■ **Material provided**:
● ● ● ● ● ● ●

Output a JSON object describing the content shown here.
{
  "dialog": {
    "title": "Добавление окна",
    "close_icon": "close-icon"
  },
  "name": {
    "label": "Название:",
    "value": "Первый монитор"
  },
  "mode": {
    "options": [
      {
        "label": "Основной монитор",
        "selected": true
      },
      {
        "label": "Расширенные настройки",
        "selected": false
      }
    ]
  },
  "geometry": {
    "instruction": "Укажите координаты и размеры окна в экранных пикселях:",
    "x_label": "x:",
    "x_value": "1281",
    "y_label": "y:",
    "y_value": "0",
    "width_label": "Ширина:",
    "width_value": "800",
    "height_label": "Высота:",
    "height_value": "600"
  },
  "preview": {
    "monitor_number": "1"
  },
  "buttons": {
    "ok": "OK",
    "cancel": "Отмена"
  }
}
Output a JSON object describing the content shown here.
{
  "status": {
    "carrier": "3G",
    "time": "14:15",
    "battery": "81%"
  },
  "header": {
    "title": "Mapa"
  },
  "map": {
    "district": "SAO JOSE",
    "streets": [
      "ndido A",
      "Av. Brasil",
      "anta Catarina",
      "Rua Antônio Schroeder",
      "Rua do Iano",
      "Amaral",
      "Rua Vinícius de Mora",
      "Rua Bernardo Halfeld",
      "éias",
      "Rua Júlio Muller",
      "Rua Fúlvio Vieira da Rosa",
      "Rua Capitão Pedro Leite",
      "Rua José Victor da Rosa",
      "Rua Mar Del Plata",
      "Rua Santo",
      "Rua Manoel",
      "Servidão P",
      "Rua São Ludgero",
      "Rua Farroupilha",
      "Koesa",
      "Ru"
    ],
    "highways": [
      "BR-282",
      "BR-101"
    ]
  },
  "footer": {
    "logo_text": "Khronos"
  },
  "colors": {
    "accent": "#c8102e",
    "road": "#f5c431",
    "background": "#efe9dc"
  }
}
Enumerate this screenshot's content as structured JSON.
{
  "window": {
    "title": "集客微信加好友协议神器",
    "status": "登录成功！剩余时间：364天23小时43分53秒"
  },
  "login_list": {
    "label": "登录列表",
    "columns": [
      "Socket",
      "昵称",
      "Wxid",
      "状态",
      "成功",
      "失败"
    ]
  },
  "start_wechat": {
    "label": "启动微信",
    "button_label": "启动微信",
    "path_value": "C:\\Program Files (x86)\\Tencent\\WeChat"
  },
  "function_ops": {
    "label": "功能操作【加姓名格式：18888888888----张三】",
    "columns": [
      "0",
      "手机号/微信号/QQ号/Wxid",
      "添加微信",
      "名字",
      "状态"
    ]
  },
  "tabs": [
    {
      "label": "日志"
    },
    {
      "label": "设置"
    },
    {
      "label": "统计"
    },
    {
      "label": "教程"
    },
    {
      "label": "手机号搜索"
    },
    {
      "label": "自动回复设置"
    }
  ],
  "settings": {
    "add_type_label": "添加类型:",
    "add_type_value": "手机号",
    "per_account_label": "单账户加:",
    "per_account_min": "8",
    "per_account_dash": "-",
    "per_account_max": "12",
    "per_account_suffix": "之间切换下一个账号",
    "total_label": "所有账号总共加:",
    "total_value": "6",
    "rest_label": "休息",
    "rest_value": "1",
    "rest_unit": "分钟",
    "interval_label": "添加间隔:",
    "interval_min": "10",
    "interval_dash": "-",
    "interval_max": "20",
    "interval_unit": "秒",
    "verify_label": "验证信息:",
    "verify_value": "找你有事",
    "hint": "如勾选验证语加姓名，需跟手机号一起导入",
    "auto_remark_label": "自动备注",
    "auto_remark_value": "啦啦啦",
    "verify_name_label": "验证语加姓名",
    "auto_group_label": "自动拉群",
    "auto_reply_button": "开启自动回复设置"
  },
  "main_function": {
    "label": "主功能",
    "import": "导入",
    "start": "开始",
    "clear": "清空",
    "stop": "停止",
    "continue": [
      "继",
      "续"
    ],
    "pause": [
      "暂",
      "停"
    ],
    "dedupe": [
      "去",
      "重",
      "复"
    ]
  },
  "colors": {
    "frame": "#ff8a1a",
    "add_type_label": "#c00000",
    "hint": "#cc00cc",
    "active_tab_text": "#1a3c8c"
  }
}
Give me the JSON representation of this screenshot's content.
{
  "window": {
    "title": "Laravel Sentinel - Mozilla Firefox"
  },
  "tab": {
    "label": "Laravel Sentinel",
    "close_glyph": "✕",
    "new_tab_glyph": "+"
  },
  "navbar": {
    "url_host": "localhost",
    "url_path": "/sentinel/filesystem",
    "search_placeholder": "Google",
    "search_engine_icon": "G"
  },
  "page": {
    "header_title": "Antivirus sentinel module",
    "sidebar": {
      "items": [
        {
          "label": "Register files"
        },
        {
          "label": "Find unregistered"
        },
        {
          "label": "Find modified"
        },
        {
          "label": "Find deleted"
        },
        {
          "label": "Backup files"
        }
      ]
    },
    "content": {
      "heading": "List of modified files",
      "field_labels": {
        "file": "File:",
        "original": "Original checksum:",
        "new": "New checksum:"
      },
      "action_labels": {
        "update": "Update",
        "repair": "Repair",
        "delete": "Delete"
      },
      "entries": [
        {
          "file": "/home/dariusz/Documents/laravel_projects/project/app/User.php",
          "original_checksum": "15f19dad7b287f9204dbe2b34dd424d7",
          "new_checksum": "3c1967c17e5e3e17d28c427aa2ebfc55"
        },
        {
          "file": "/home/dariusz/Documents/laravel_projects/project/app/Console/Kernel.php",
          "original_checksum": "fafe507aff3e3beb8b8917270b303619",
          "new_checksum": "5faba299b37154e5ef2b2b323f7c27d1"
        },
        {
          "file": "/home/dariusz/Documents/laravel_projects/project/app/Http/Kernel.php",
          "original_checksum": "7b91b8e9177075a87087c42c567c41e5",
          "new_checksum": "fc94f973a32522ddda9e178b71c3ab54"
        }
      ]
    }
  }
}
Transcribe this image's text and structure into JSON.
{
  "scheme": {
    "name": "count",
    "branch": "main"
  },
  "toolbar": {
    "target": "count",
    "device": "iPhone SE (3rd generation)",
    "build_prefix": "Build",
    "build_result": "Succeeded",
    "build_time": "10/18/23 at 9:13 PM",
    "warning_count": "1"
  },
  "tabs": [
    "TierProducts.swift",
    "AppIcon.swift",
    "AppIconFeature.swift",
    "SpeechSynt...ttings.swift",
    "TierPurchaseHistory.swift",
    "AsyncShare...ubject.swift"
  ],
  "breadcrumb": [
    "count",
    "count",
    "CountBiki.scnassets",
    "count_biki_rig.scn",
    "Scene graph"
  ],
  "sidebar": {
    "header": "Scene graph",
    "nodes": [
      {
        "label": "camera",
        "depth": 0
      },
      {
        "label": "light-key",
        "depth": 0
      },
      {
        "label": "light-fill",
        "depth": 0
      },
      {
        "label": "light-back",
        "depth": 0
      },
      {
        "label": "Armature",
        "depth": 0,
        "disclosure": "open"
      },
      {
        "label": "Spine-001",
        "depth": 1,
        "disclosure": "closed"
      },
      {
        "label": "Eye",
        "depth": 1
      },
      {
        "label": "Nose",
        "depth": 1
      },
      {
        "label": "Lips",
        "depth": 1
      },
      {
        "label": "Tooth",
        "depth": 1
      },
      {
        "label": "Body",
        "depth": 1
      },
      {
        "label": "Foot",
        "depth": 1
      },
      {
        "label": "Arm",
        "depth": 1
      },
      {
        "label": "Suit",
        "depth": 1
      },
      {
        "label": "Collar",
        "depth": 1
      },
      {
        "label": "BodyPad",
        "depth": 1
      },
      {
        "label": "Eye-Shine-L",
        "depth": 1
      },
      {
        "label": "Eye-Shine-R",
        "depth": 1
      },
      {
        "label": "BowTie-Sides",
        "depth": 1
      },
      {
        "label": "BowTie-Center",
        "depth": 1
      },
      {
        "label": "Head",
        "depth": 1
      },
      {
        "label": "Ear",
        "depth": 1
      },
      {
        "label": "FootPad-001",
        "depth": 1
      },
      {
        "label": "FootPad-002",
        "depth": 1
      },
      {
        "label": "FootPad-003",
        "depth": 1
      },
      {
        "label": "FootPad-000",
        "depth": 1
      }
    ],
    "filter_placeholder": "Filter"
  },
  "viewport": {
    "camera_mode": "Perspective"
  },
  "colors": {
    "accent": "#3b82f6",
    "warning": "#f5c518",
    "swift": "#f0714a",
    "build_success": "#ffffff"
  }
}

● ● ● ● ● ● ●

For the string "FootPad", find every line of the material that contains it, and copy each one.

        "label": "FootPad-001",
        "label": "FootPad-002",
        "label": "FootPad-003",
        "label": "FootPad-000",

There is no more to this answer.